Washington Evening Journal
111 North Marion Avenue
Washington, IA 52353
WASHINGTON ― Voting begins this Wednesday for a bond election that will determine if the Washington Community School District’s middle school plans will proceed.
Superintendent Willie Stone said a successful bond election was the only way to fund the $25 million project.
“The last time they ran a bond issue and it didn’t pass, the state changed the sales tax revenue dollar statewide … and that opened up more money for us,” he said. “We do not have the capacity to do that this time.”
Stone stressed that the bond issue on the ballot would not raise property taxes of any type. In fact, the decision to build onto the high school, rather than constructing a new middle school, was chosen from a list of four options for exactly that reason.
“If we did the new building, there would be a tax increase of $1.35 (per thousand of assessed valuation), and that affects people differently,” Stone said. “Not terrible for homeowners, but as you get into agriculture, it was a really significant increase.”
Stone said the district had the chance to pass the referendum without raising taxes because property taxes were already set high enough from the last bond election.
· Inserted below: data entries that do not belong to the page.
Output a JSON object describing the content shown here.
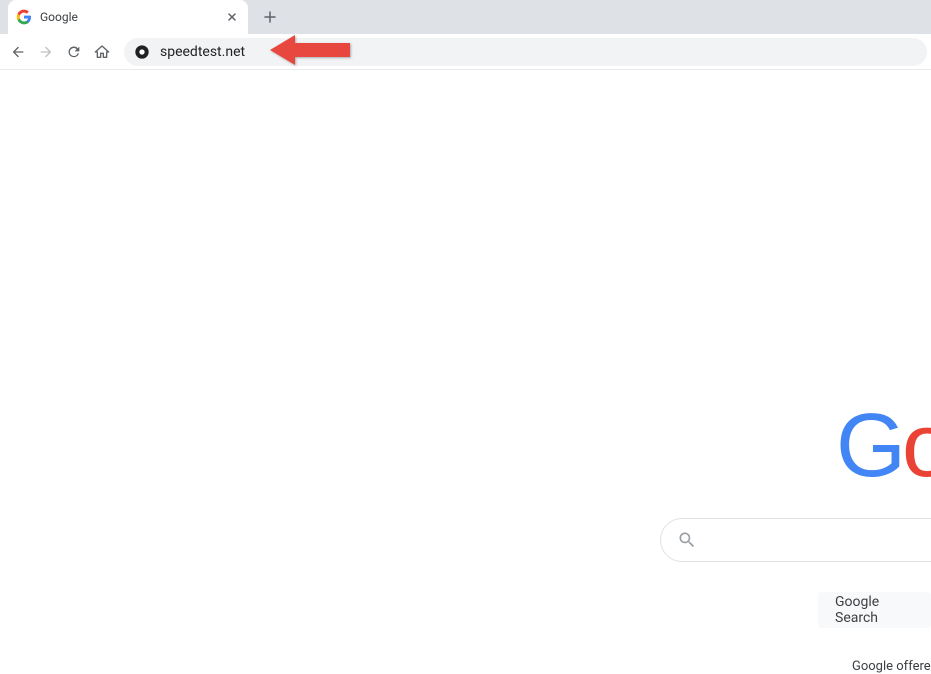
{
  "tab": {
    "title": "Google"
  },
  "address_bar": {
    "url": "speedtest.net"
  },
  "content": {
    "logo_letters": [
      "G",
      "o"
    ],
    "search_button_label": "Google Search",
    "offered_text": "Google offere"
  }
}
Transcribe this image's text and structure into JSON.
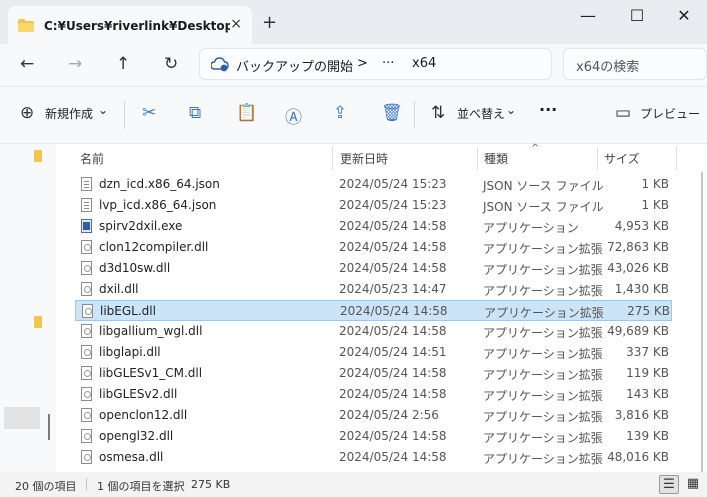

“It won’t change the tax rate because we have a bond rolling off for $2.70,” he said. “The tax rate could go down if we don’t pass the bond, but if we pass the bond it’ll stay the same.”
Stone said raising the acreage-based property tax rate to fund more expensive options was out of the question, given the district’s agricultural community.
“If I were to judge, that’s why Option 3 was the one that was picked, because of what it does to the tax rates for agriculture in our area,” he said. “(The tax rate) goes per acre, and it jumps significantly, and we care about that. Our goal is to be good stewards of our taxpayers’ dollars, and this gives us the best option to do that.”
After crunching the numbers, Stone said the option to build onto the high school would save the district — and its taxpayers — five figures in expenses.
“Option 4, (building a new middle school building,) was $30-$32 million, plus we would still have to do approximately $10 million of renovation at the east wing of the high school,” he said. “With this option, we’re getting what we need, and we’re getting that renovated for probably $10-$12 million less. It really just makes sense.”
While there’s a lot of community sentiment for the old middle school building, Stone said the new model, which would renovate and add a middle school wing to the current high school, offered myriad benefits.
“When we upgrade the facility, we would have environmental control of the educational environment for all our students districtwide,” he said. “In addition we’ll have air handling and circulation that we currently don’t have in either the middle school building or the old part of the high school.”
While they’ll share a building, Stone said the middle school and high school students would occupy different areas and not regularly interact with one another.
“We’re basically going to have two separate buildings,” he said. “I won’t say there won’t be any interaction, but it will be very slim … For the most part, our kids won’t be together unless we want them to be together.”
The fate of the current middle school building, should the resolution pass, is undetermined. Stone said the district gave itself a deadline of summer, 2026 to find a reputable buyer that would agree to renovate the building as a condition of purchase.
“After that, if it doesn’t and it reverts back to the school, or we can’t find someone, we will demolish it,” he said. “We’re trying to be very upfront with that. We want to find someone to use it and to do something, but we have a few buildings in town that are falling apart, and we’re not going to let the school allow that to happen.”
Should the bond issue pass, Stone said construction would begin during the 2023-24 school year and go through two building phases before ending the next school year, with the entire building usable by fall of 2025.
Stone said the first phase would construct a two-story, 22,000 square foot addition to the high school, which would open up the east wing for renovations the school year after. Those renovations will include repairs in the current east wing, the installation of a secure entry, a new gymnasium on the southeast side of the building, a 19,000 square foot addition to accommodate the middle school wing, and around 90 new parking spaces.
As a bond issue, a minimum 60% of voters need to approve the referendum for it to pass. If it fails, Stone said the district has some time to seek another solution for its aging middle school.
“We have time to do another one, that’s part of the reason we’re doing it so early,” he said. “If it doesn’t pass, then we’re going to have to try to find out why it didn’t pass, and make the necessary changes to make sure we can run it again.”
Absentee voting for the bond referendum begins at the Washington County Courthouse Aug. 25, with the deadline to request an absentee ballot Aug. 30 at 5 p.m. Absentee ballots are due Sept. 13.
For in-person voters, the registration deadline is Sept. 3 at 5 p.m., before Election Day Sept. 14. Polls will be open 7 a.m. to 8 p.m. in the County Courthouse basement and at Brighton Town Hall.